> Exercise aim:
In full and without change, retype the records.

App and web page records:
::::::

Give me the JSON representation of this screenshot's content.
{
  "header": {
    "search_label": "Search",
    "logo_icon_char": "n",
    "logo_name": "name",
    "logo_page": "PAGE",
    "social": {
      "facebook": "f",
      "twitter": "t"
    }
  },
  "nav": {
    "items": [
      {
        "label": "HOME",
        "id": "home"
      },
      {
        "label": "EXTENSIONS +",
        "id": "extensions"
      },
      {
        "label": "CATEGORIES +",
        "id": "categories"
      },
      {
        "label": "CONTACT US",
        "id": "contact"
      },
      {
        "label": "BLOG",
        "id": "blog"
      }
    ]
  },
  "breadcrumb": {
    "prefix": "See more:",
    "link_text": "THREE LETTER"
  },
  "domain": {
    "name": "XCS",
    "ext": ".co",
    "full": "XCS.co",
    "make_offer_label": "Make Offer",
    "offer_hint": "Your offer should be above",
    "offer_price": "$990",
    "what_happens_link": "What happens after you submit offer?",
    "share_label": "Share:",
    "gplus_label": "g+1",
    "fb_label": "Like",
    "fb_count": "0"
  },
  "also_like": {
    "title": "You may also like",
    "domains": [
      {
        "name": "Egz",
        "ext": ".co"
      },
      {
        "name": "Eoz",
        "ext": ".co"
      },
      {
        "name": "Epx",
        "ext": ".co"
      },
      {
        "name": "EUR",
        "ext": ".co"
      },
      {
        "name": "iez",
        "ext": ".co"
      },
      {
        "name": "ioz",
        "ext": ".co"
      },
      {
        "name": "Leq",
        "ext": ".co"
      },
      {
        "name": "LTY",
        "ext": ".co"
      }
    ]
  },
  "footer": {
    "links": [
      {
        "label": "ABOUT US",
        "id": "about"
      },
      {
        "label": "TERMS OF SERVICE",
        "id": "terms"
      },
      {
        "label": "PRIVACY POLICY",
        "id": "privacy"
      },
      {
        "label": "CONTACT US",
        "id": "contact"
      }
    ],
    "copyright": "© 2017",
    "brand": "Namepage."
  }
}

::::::

> Solution for this problem:
Give me the JSON representation of this screenshot's content.
{
  "header": {
    "search_label": "Search",
    "logo_icon_char": "n",
    "logo_name": "name",
    "logo_page": "PAGE",
    "social": {
      "facebook": "f",
      "twitter": "t"
    }
  },
  "nav": {
    "items": [
      {
        "label": "HOME",
        "id": "home"
      },
      {
        "label": "EXTENSIONS +",
        "id": "extensions"
      },
      {
        "label": "CATEGORIES +",
        "id": "categories"
      },
      {
        "label": "CONTACT US",
        "id": "contact"
      },
      {
        "label": "BLOG",
        "id": "blog"
      }
    ]
  },
  "breadcrumb": {
    "prefix": "See more:",
    "link_text": "THREE LETTER"
  },
  "domain": {
    "name": "XCS",
    "ext": ".co",
    "full": "XCS.co",
    "make_offer_label": "Make Offer",
    "offer_hint": "Your offer should be above",
    "offer_price": "$990",
    "what_happens_link": "What happens after you submit offer?",
    "share_label": "Share:",
    "gplus_label": "g+1",
    "fb_label": "Like",
    "fb_count": "0"
  },
  "also_like": {
    "title": "You may also like",
    "domains": [
      {
        "name": "Egz",
        "ext": ".co"
      },
      {
        "name": "Eoz",
        "ext": ".co"
      },
      {
        "name": "Epx",
        "ext": ".co"
      },
      {
        "name": "EUR",
        "ext": ".co"
      },
      {
        "name": "iez",
        "ext": ".co"
      },
      {
        "name": "ioz",
        "ext": ".co"
      },
      {
        "name": "Leq",
        "ext": ".co"
      },
      {
        "name": "LTY",
        "ext": ".co"
      }
    ]
  },
  "footer": {
    "links": [
      {
        "label": "ABOUT US",
        "id": "about"
      },
      {
        "label": "TERMS OF SERVICE",
        "id": "terms"
      },
      {
        "label": "PRIVACY POLICY",
        "id": "privacy"
      },
      {
        "label": "CONTACT US",
        "id": "contact"
      }
    ],
    "copyright": "© 2017",
    "brand": "Namepage."
  }
}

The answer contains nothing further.